Wednesday, August 20, 2008

Musical Notes by Bob Duskis: Radio Radio Part 2

When I went off to college in 1977, I was convinced that I was going to be a famous FM radio DJ. One of the reasons I decided to go to school at the University of Wisconsin in Madison was because it's Radio, TV & Film program had a great reputation. Once I got to the school however, I was shocked to find that the only thing passing for a college radio station was a run down "carrier current" station called WSRM. "Carrier current" means that the station was not actually broadcast over the airwaves but was only available in the dorms. Since Madison is a huge school, this wouldn't have been so bad if the large dorm population actually listened to the station. It turned out however that nobody cared about what was going on at WSRM and the stations were not promoted to the students at all. Listenership was so bad that one night I got on the air and announced that I would give away $100 to the first person to call me on the air... nobody called.

Thinking that it was criminal that a University of the size and caliber of Madison didn't have a real college station, a group of us got together and formed an organization with the catchy and inspiring title, "Students for Progressive Radio" or "SPR". Our rallying slogan was "Make Waves" (Get it, as in radio waves). Despite impressive efforts to petition the school, some great benefit concerts (including one by the Police & XTC!) and some really cool T-shirts and buttons, we made no headway and to this day there is no student run station at the school.

Looking for a real radio outlet, I volunteered as an intern at the popular rock station in town. WIBA FM was an album oriented, free-form FM station which billed itself as "Radio Free Madison". The station had absolutely NO format, the DJ's picked all of their own music, said what they wanted to say and basically had free rein during their individual shows. WIBA FM was so cool that at 6pm every week night, they had a popular block of programming they called "The Quiet Hour" where they played a bunch of mellow music that ranged from classic early ECM (Keith Jarrett and Pat Metheny) to singer songwriter stuff. I guess the idea was to present mellow music for you to have dinner to. The thought of a commercial rock station devoting an hour of air time to such a thing these days is beyond preposterous.

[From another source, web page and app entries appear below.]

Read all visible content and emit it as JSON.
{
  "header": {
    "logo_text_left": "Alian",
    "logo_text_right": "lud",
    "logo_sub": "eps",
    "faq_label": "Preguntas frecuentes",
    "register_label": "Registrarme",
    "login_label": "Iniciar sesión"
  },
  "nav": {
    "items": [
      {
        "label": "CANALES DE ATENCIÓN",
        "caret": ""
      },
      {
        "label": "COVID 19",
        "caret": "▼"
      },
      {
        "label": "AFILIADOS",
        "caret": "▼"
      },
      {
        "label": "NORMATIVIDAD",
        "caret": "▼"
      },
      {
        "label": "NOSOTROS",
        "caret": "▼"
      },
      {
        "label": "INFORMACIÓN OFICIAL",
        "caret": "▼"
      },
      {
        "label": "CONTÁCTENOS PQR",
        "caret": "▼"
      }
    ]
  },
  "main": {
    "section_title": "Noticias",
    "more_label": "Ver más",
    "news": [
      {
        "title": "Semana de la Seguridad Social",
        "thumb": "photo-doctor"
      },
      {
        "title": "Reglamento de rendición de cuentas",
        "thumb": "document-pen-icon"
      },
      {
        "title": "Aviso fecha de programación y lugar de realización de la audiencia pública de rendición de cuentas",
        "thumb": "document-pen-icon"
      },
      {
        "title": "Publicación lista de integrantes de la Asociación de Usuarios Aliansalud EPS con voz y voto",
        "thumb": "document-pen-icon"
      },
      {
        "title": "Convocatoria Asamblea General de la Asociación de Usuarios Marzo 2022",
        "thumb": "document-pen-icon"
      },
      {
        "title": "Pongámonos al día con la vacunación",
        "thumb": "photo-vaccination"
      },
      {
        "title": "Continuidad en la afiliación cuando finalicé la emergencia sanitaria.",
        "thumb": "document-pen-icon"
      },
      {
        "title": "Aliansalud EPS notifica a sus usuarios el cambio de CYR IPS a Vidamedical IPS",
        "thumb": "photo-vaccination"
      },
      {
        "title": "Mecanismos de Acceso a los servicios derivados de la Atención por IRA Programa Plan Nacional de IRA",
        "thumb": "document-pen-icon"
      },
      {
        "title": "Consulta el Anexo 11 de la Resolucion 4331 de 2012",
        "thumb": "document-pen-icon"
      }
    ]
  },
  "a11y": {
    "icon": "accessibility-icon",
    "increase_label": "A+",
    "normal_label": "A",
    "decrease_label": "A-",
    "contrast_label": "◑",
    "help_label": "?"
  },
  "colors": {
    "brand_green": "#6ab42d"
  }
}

I worked my way up through the ranks at WIBA FM from an intern to a substitute announcer (as the only Jew at the station, I was always good for filling in during Christmas), to a part time weekend shift. A week after I graduated college my boss, program director Dave Ervin, offered me a full time job DJing the overnight slot, shook my hand and said:

"Congratulations you are one of 1% of the population that has gotten a full time job in your chosen profession, right out of college"

Thus began my first full time job, DJ'ing on a free-form rock station from 11pm to 5am, 5 days a week. Starting salary: (the princely sum of) $12,000 a year!

To be continued...


Anonymous said...


It seems I made a good decision!
Dave Ervin

Global Noize said...

...well that's still debatable Dave.

Nice to hear from you. Hope all is well.

I must say that writing these series of posts has brought back many memories. Thanks for all you did for me back then-